I would take the time to remind your mother how she was raised compared to how she decided to raise you and thus the same shift is evident (only more so because of the glory of this here interweb). point out breastfeeding and weaning, when babies are starting solid food, what educational toys are available, parenting resources, circumcision (they take off FAR less foreskin now...mostly just for show), and car seats. Our zeitgiest isn't moving in a direction that makes it difficult for our babies to survive and thrive but rather making many decisions and rearing choices that define our lifestyle choices and does in fact respect the baby as a person with rights and needs. There are MANY ways to raise a healthy baby. We as a generation are making these choices based on who we are, who our babies are, and what our lives look like...not just what some doctor tells us to do.

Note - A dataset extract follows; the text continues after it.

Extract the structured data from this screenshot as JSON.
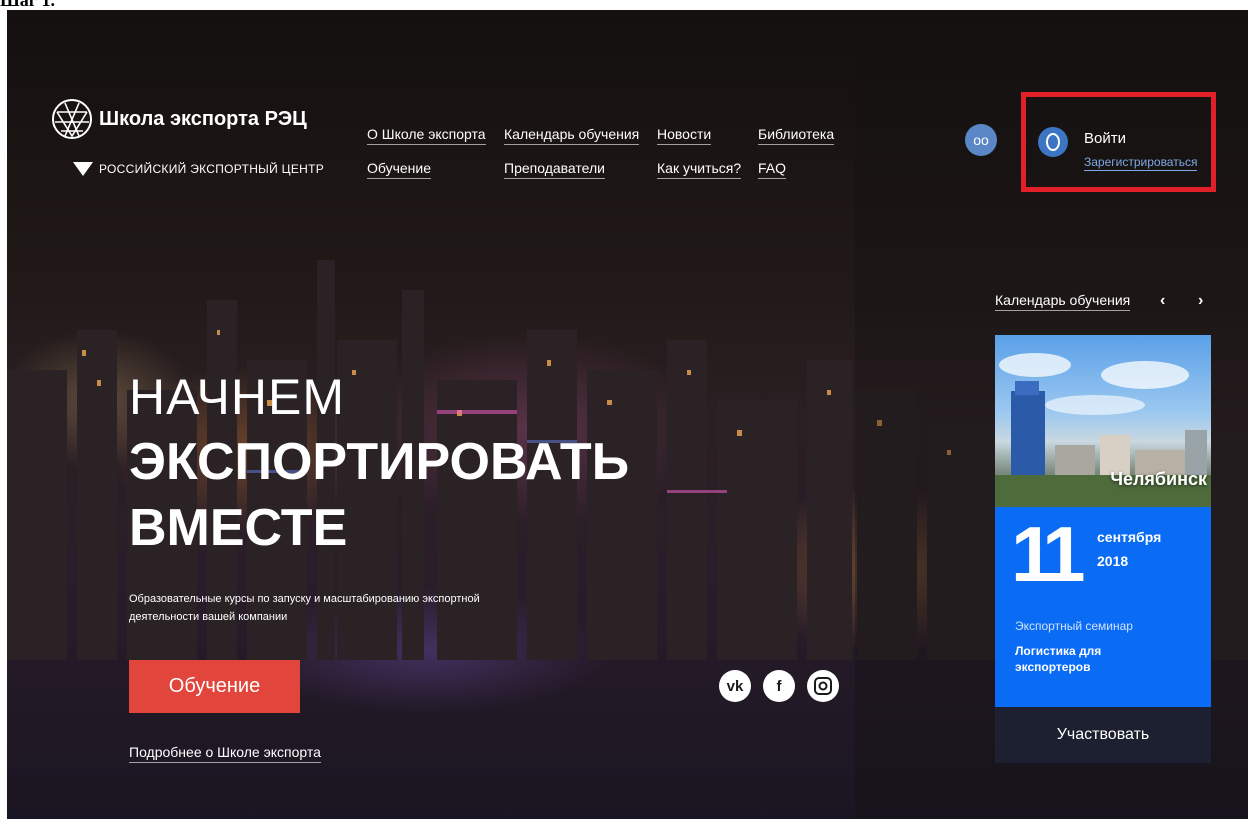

With that said, for me it's a lifestyle choice that just seems natural and right for us. Like everything it is a risk/benefit ratio. Bedsharing is more benefit then risk. The very idea of having my baby sleep in another room seems very off to me. I know and respect people who do...I just don't think I could sleep. We all sleep so well at night. When sick the cold runs quickly through the house (which is important and less inconvenient then having a cold take a month and a half to two months to get rid of) and I really do believe my children are more confident and fight less because of it. My husband also knows the sublties of what happens (when they are tired, when teething, sick, restless) which makes him a more confident father even though he only spends a fraction of the time that I do with our kids.
I'm so sorry this is so long...
Power to the babies
One of the unfortunate things about deaths attributed to cosleeping is that they don't differentiate between an intoxicated person who fell asleep with their baby on a water bed with the baby face down and a concious cosleeper who has thought about their decision, is not intoxicated, doesn't smoke, is on a firm mattress, etc. If you want a good analysis of what data is available on cosleeping, there is an excellent book by Dr. McKenna called something like Sleeping With Your Baby: A Parent's Guide. He also has an excellent website http://nd.edu/~jmckenn1/lab/faq.html which if you sift through it has a lot of the same data, but for free... it might give you what you need to argue with your mother but, more importantly, to put your own mind at ease.